Arnold J noted that it appeared to be implicit that the Claimant accepted there was no literal infringement but commented that the Defendants did not challenge the Claimant’s expert evidence on the Actavis questions. He commented that the Defendants’ counsel first appeared to accept that they took no independent point on equivalence, but subsequently produced supplemental written submissions on this point. He concluded that the Defendants had no coherent answer to the argument on equivalents.

The Defendants raised five added matter allegations. Subject matter included in a patent will be added mater unless such matter is clearly and unambiguously disclosed in the patent application. Only the fourth allegation succeeded. Arnold J held that (for this allegation) the claim in the application was narrower than the claim as granted (and amended in prosecution). The claim was invalid for added matter.

The Defendants argued that the Claimant’s position on equivalents compounded their added matter by erasing the benefit of the amendment. Although Arnold J held that the amended claim was invalid for added matter, he clarified that infringement by equivalents cannot give rise to an added matter objection since it is an argument about scope of protection and not disclosure.

The Defendants raised two items of prior art, neither of which Arnold J accepted made the Patent obvious. The first fell away based on Arnold J’s decision on claim construction. The Defendants’ argument on the second piece of prior art was based on the argument that the skilled person would read the prior art and throw it away following which they would use the common general knowledge to find a simpler way to proceed. Arnold J did not accept this argument.
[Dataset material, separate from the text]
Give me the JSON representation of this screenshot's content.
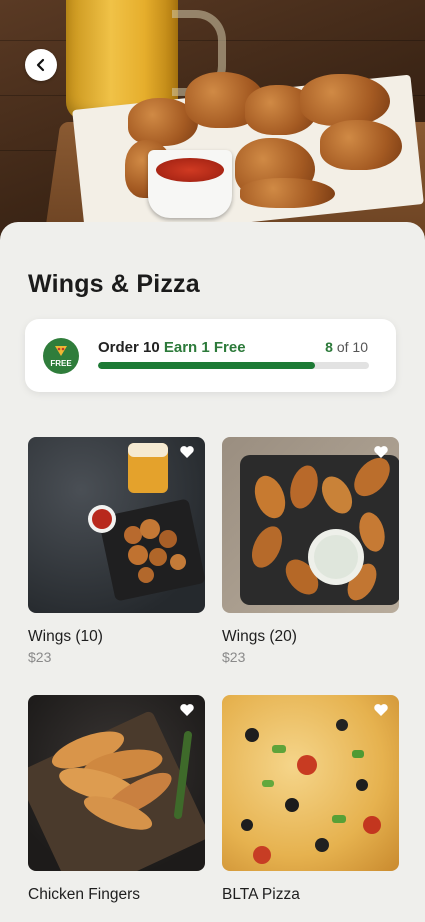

Arnold J did not accept the Defendants’ arguments on insufficiency.

A copy of this judgment can be found here.

Headnote: Jonathan Solomon, Marks & Clerk Law LLP